Also the male Scarlet, I’ve decided he should be Will of Scarlet, sort of Robin Hood style. Will of Scarlet came by and was quite vocal. After about an hour, I saw him fly rapidly into a nearby bush, and another bird emerged out the back a couple of seconds later. At first it was hard to make out, and the light was never going to be great for a photo, but…. Lo and behold.. Its a female Scarlet Robin. She was in a hurry to feed, and to wing stretch, so I think we might have a nesting function going on. I hope so. Anyway that explains the male and his hunt and carry activities. What it doesn’t explain is his attention to the female red-cap. Or it might just be the birdy neighbourly thing. More watching me thinks.
On the way back to the car, a small feeding party of White-winged Choughs came by, the light was falling, but they got into a ruckus over a small area on the side of the road. Much calling, squawking, alarm calling and jumping in the air. They also seemed to be intent to keep one another away from what ever it was. When they moved on I had a look and a large ‘shingleback’ lizard has a hole there and he was quite put out that his afternoon in the sun had been disturbed. Several of the Choughs had white stuff on their wings which is pretty typical of birds that are sitting nest, with young who can now excrete, so there’s another generation of White-winged Choughs in there somewhere. How cool.
So many places to go, so much to do, so little time.
When I first started looking at birds at Woodlands, I ran into a birdo, Ray, who shared with me a lot of his knowledge of the area. One bird he pointed out was the White-throated Treecreeper and its distinctive call. It is alway such a pleasure to hear them, and find them among the trees. The one Ray and I would find was a female, and for several seasons she didn’t seem to have a mate, then last season she turned up with a mate and eventually produced two young. But since then I have only be only to find the female.
I heard her calling in the long creekline off Gellibrand Hill, and after a few minutes was able to find her hard at work. After following her about for about 15 minutes, I didn’t find any mate or young, so she might be back on her own. But nice to see her again.

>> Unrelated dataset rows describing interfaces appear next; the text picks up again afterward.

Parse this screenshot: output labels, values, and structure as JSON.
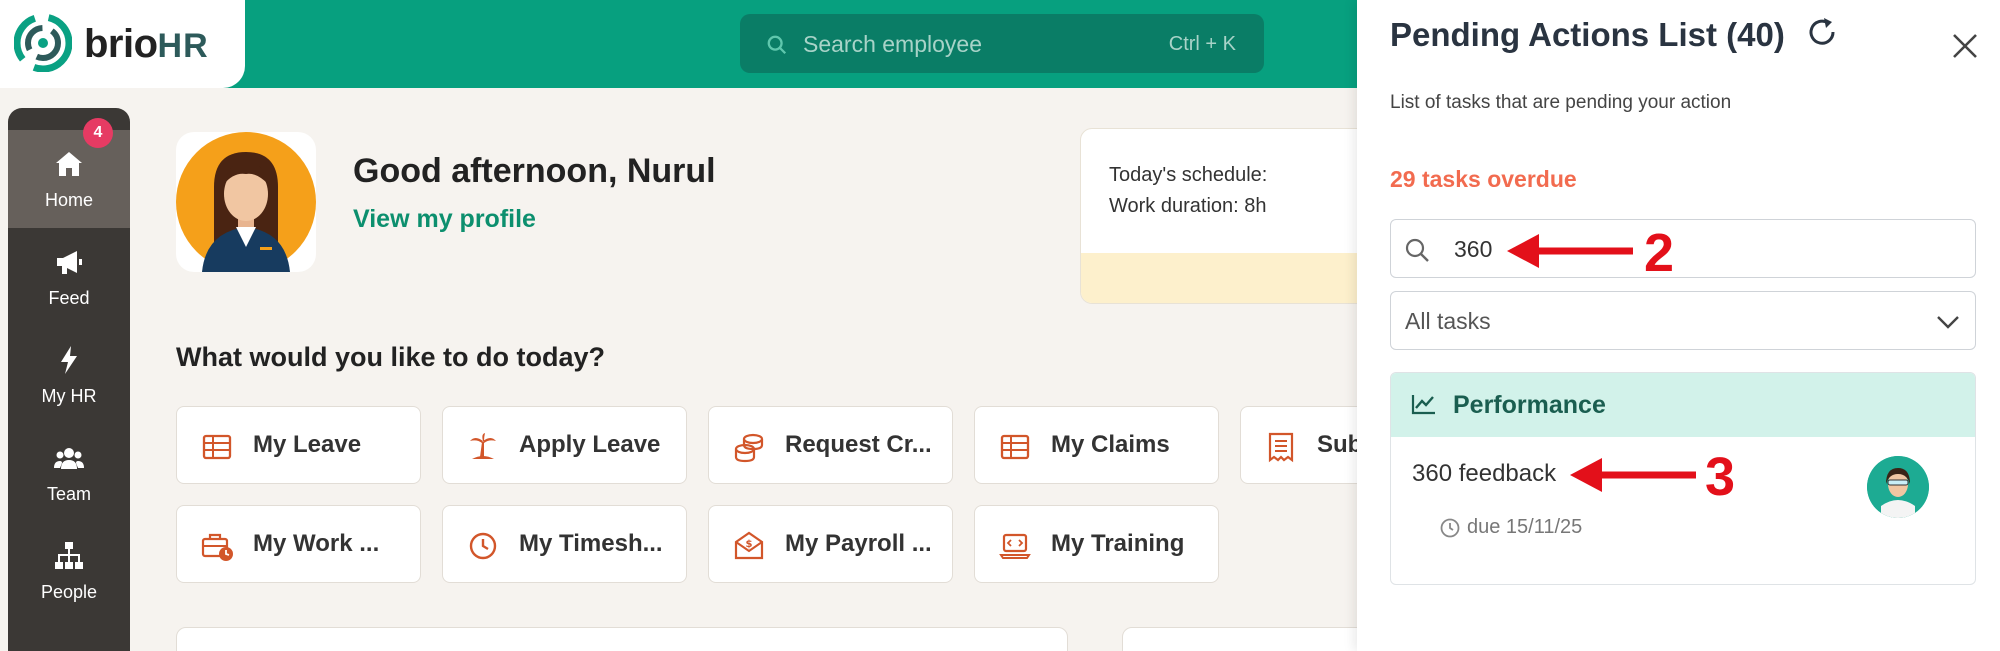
{
  "brand": {
    "name_part1": "brio",
    "name_part2": "HR",
    "accent": "#07a07f"
  },
  "search": {
    "placeholder": "Search employee",
    "shortcut": "Ctrl + K",
    "icon": "search-icon"
  },
  "sidebar": {
    "items": [
      {
        "label": "Home",
        "icon": "home-icon",
        "active": true
      },
      {
        "label": "Feed",
        "icon": "megaphone-icon",
        "badge": "4"
      },
      {
        "label": "My HR",
        "icon": "lightning-icon"
      },
      {
        "label": "Team",
        "icon": "team-icon"
      },
      {
        "label": "People",
        "icon": "org-chart-icon"
      }
    ]
  },
  "main": {
    "greeting": "Good afternoon, Nurul",
    "profile_link": "View my profile",
    "schedule": {
      "line1": "Today's schedule:",
      "line2": "Work duration: 8h"
    },
    "question": "What would you like to do today?",
    "actions": [
      {
        "label": "My Leave",
        "icon": "table-icon"
      },
      {
        "label": "Apply Leave",
        "icon": "palm-tree-icon"
      },
      {
        "label": "Request Cr...",
        "icon": "coins-icon"
      },
      {
        "label": "My Claims",
        "icon": "table-icon"
      },
      {
        "label": "Sub",
        "icon": "receipt-icon"
      },
      {
        "label": "My Work ...",
        "icon": "briefcase-clock-icon"
      },
      {
        "label": "My Timesh...",
        "icon": "clock-icon"
      },
      {
        "label": "My Payroll ...",
        "icon": "payroll-envelope-icon"
      },
      {
        "label": "My Training",
        "icon": "laptop-code-icon"
      }
    ]
  },
  "panel": {
    "title": "Pending Actions List (40)",
    "subtitle": "List of tasks that are pending your action",
    "overdue": "29 tasks overdue",
    "search_value": "360",
    "filter": "All tasks",
    "section": {
      "title": "Performance",
      "task": {
        "name": "360 feedback",
        "due": "due 15/11/25"
      }
    }
  },
  "annotations": {
    "arrow_2": "2",
    "arrow_3": "3",
    "color": "#e3101a"
  }
}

Also ran into a family of White-winged Choughs. Or more accurately they found me and sped off with great alarm calls. But then they settled down to feed and I was able to get within lens distance. Lighting wasn’t so good, and I was hoping to get some pics of them with the lovely wings spread out. But no such luck. They are such a a dumpy looking bird, yet they seem to glide about as if on gossamer. They have an elegance about the way they touch down for landing.